Secondly, we’re introducing a new end-of-DATA script that’s executed once per message, as opposed to the per-recipient DATA script. Whereas the per-recipient version is convenient when you want to treat each recipient individually and let the Halon software take care of queueing and consolidating the respective actions into an SMTP response, the per-message version gives you maximum flexibility and control over execution. The $transaction variable is populated gradually during the SMTP conversation with sender information, and an array with recipients accepted by each RCPT TO command. To then relay a message to its recipients, you call Queue() for each $transaction["recipients"] and then Accept(). Making per-recipient message modifications using the MIME() class is now easier thanks to the new snapshot() and restore() methods.
The code editor’s built-in CSV editor now supports custom form controls, defined like a “schema” on a per-file basis using a JSON format. You can use checkboxes for booleans, select controllers for enumerated types, and input fields with validation for things like dates, email addresses or any regular expression you like. It makes it much more convenient and safe to create and edit lists and settings that you want to have in your Halon configuration file.
There’s a new LDAP() class that replaces the previous ldap_ functions and LDAP settings in the configuration. It provides greater flexibility, and an improved usage pattern using an iterable LDAP result object.
Finally, there are massive under-the-hood improvements. There’s a new on-disk YAML configurations with JSON schemas and Protobuf control sockets, which is used by the componentised Linux package’s new Visual Studio Code plugin and command line tools. The integrated package is built on FreeBSD 12, which ships with OpenSSL 1.1 and thus TLS 1.3 support. It was published as a standard by IETF in August last year, and is much anticipated as it contains many security improvements over previous TLS versions. The queue database is now using the latest and greatest PostgreSQL version 11.1, and the queue is automatically migrated on boot as usual.

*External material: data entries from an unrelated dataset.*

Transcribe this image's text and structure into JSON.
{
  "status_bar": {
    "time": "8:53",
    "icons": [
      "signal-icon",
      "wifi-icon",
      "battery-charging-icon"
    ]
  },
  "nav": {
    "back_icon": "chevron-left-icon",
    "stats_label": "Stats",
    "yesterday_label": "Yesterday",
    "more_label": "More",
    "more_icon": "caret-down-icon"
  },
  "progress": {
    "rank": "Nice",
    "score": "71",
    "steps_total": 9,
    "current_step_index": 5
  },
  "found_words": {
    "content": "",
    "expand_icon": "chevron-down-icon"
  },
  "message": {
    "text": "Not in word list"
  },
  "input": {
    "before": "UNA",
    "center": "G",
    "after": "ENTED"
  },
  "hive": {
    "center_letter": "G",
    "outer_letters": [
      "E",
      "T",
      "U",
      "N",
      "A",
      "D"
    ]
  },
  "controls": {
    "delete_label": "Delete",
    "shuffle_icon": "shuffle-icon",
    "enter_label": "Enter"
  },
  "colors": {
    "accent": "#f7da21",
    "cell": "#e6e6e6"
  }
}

We have that you’ll like this new release as much as we do! Check out the full changelog on GitHub for more information, and familiarise yourself with the important changes outlined in the release notes document before upgrading.
The Halon MTA is a flexible email operations and security platform.
It enables organisations that operate large-scale email services to offer competitive features by rapid implementation
and to lower maintenance costs through reliable deployment and reduced complexity.